Merck expands Keytruda’s label as a first-line option for gastric cancer

Published: Nov 17, 2023

By Tristan Manalac

BioSpace

The FDA on Thursday approved Merck’s anti-PD-1 blockbuster Keytruda (pembrolizumab) for the first-line treatment of adult patients with locally advanced unresectable or metastatic gastric or gastroesophageal junction adenocarcinoma.

Thursday’s label expansion is Keytruda’s seventh approval in gastrointestinal cancer and its 38th indication overall in the U.S., according to Merck’s announcement. This latest approval covers patients with HER2-negative cancers and authorizes the use of the PD-1 blocker in combination with fluoropyrimidine- and platinum-containing chemotherapy.

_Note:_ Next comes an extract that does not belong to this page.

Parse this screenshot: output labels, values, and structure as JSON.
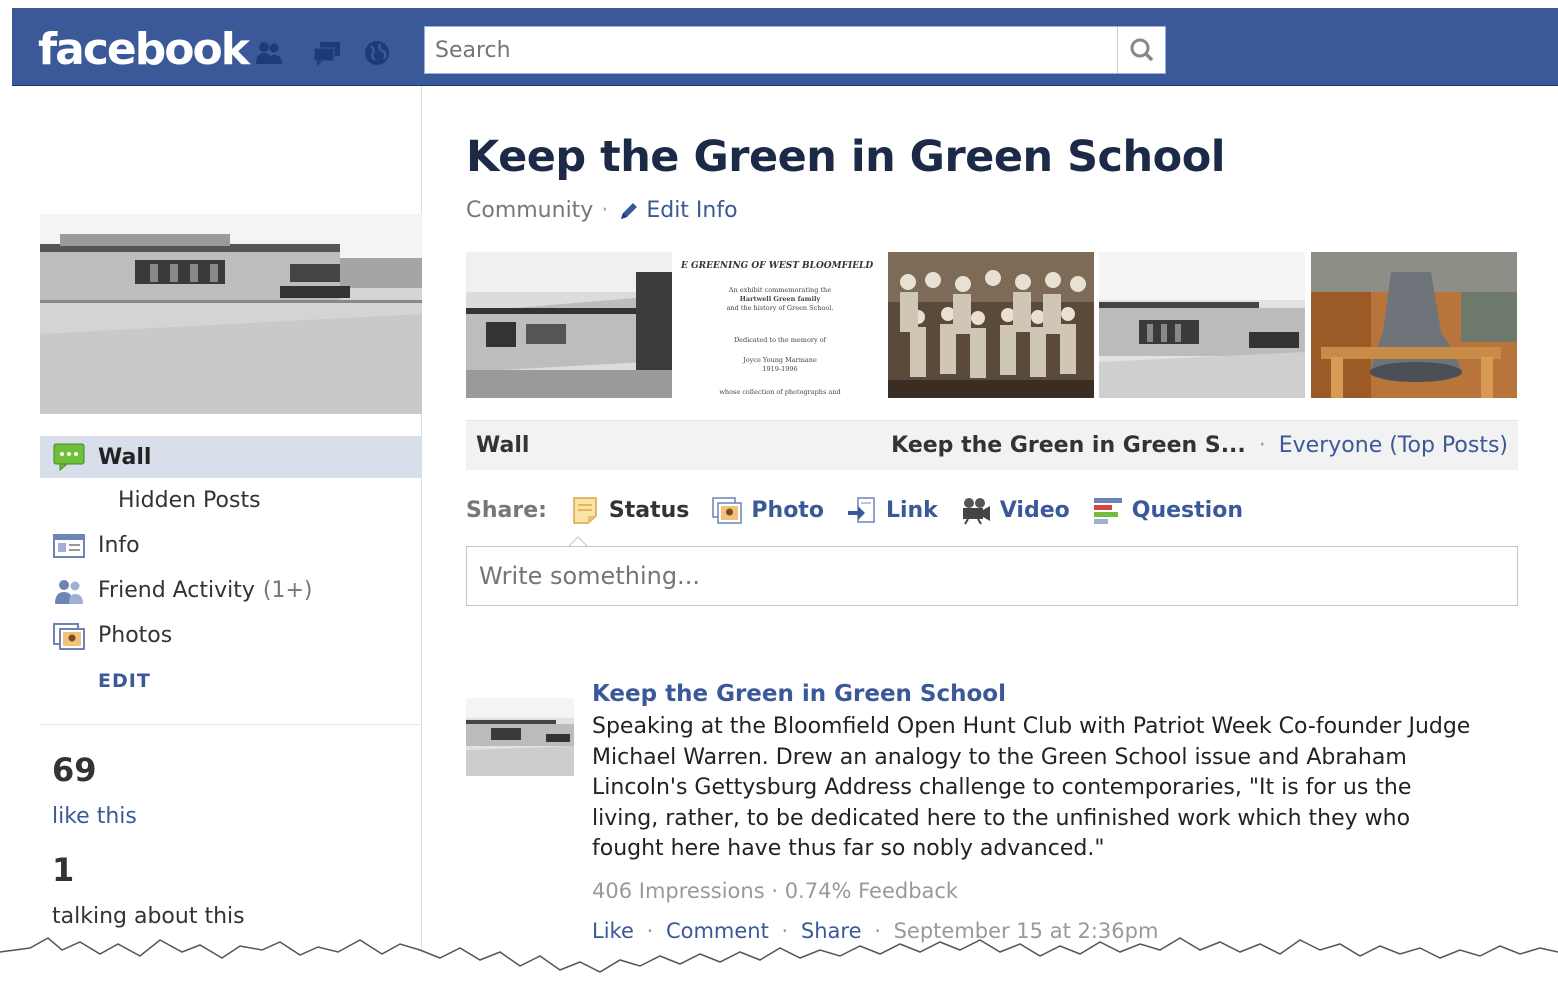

Previously, Keytruda was indicated for gastric cancer only in patients who had progressed after at least two prior lines of systemic therapy, including fluoropyrimidine- and platinum-containing chemotherapy.

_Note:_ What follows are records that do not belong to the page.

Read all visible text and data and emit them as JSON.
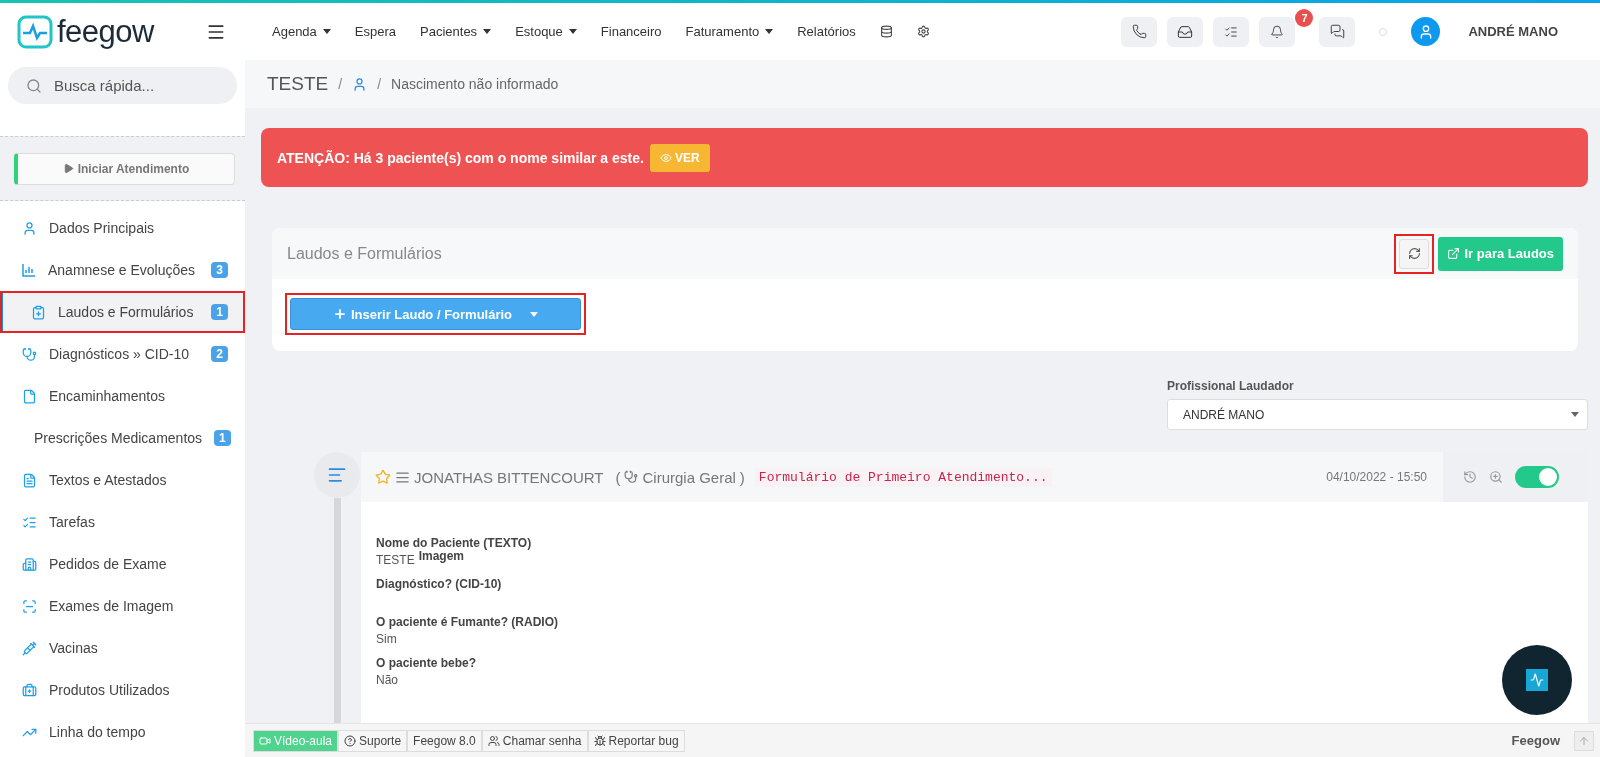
{
  "top_nav": {
    "brand": "feegow",
    "menu": [
      {
        "label": "Agenda",
        "dropdown": true
      },
      {
        "label": "Espera",
        "dropdown": false
      },
      {
        "label": "Pacientes",
        "dropdown": true
      },
      {
        "label": "Estoque",
        "dropdown": true
      },
      {
        "label": "Financeiro",
        "dropdown": false
      },
      {
        "label": "Faturamento",
        "dropdown": true
      },
      {
        "label": "Relatórios",
        "dropdown": false
      }
    ],
    "notification_count": "7",
    "user_name": "ANDRÉ MANO"
  },
  "sidebar": {
    "search_placeholder": "Busca rápida...",
    "start_button": "Iniciar Atendimento",
    "items": [
      {
        "label": "Dados Principais",
        "selected": false,
        "highlighted": false
      },
      {
        "label": "Anamnese e Evoluções",
        "badge": "3",
        "selected": false,
        "highlighted": false
      },
      {
        "label": "Laudos e Formulários",
        "badge": "1",
        "selected": true,
        "highlighted": true
      },
      {
        "label": "Diagnósticos » CID-10",
        "badge": "2",
        "selected": false,
        "highlighted": false
      },
      {
        "label": "Encaminhamentos",
        "selected": false,
        "highlighted": false
      },
      {
        "label": "Prescrições Medicamentos",
        "badge": "1",
        "selected": false,
        "highlighted": false
      },
      {
        "label": "Textos e Atestados",
        "selected": false,
        "highlighted": false
      },
      {
        "label": "Tarefas",
        "selected": false,
        "highlighted": false
      },
      {
        "label": "Pedidos de Exame",
        "selected": false,
        "highlighted": false
      },
      {
        "label": "Exames de Imagem",
        "selected": false,
        "highlighted": false
      },
      {
        "label": "Vacinas",
        "selected": false,
        "highlighted": false
      },
      {
        "label": "Produtos Utilizados",
        "selected": false,
        "highlighted": false
      },
      {
        "label": "Linha do tempo",
        "selected": false,
        "highlighted": false
      }
    ]
  },
  "breadcrumb": {
    "patient": "TESTE",
    "separator_1": "/",
    "separator_2": "/",
    "birth": "Nascimento não informado"
  },
  "alert": {
    "text": "ATENÇÃO: Há 3 paciente(s) com o nome similar a este.",
    "button": "VER"
  },
  "panel": {
    "title": "Laudos e Formulários",
    "refresh_highlighted": true,
    "go_button": "Ir para Laudos",
    "insert_button": "Inserir Laudo / Formulário",
    "insert_highlighted": true
  },
  "professional_select": {
    "label": "Profissional Laudador",
    "value": "ANDRÉ MANO"
  },
  "entry": {
    "author": "JONATHAS BITTENCOURT",
    "open_paren": "(",
    "specialty": "Cirurgia Geral",
    "close_paren": ")",
    "form_name": "Formulário de Primeiro Atendimento...",
    "date": "04/10/2022 - 15:50",
    "on": true,
    "fields": [
      {
        "label": "Nome do Paciente (TEXTO)",
        "value": "TESTE",
        "trailing_label": "Imagem"
      },
      {
        "label": "Diagnóstico? (CID-10)"
      },
      {
        "label": "O paciente é Fumante? (RADIO)",
        "value": "Sim"
      },
      {
        "label": "O paciente bebe?",
        "value": "Não"
      }
    ]
  },
  "footer": {
    "buttons": [
      {
        "label": "Vídeo-aula",
        "kind": "video"
      },
      {
        "label": "Suporte",
        "kind": "help"
      },
      {
        "label": "Feegow 8.0",
        "kind": "plain"
      },
      {
        "label": "Chamar senha",
        "kind": "users"
      },
      {
        "label": "Reportar bug",
        "kind": "bug"
      }
    ],
    "brand": "Feegow"
  }
}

Marjorie Green, senior vice president and head of late-stage oncology, global clinical development at Merck Research Laboratories, in a statement called Keytruda’s label expansion an “important milestone” in the care of gastric or gastroesophageal junction adenocarcinoma.

Data from the Phase III KEYNOTE-859 study supported the FDA’s approval on Thursday. The randomized and double-blinded study enrolled 1,579 patients who had not yet received systemic therapies. The results demonstrated that the Keytruda-based regimen cut the risk of death by 22% versus chemotherapy alone. Median survival was also slightly longer in the Keytruda arm.

Keytruda is a monoclonal antibody that targets the PD-1 receptor, disrupting its downstream signaling and boosting the immune system’s cancer-killing activity. It is Merck’s most widely applied oncology asset, with more than 1,600 trials across a variety of cancers and treatment settings.

In its third-quarter earnings report, Merck reported $6.3 billion in sales for Keytruda, representing a 17% increase from the same period last year. During the first nine months of 2022, Keytruda brought in more than $18.4 billion. Much of this growth, according to the company, can be attributed to continued strong demand in metastatic care as well as higher uptake in earlier-stage settings.

In October 2023, Merck was able to push Keytruda into the perioperative setting for non-small cell lung cancer. The FDA’s approval allowed the PD-1 blocker to be administered as a neoadjuvant treatment when used in combination with platinum-based chemotherapy, and then continued as an adjuvant monotherapy after surgery.

Earlier this month, Merck secured another label expansion for Keytruda, this time in biliary tract cancer as part of a combo regimen with gemcitabine and cisplatin chemotherapy.

Source: BioSpace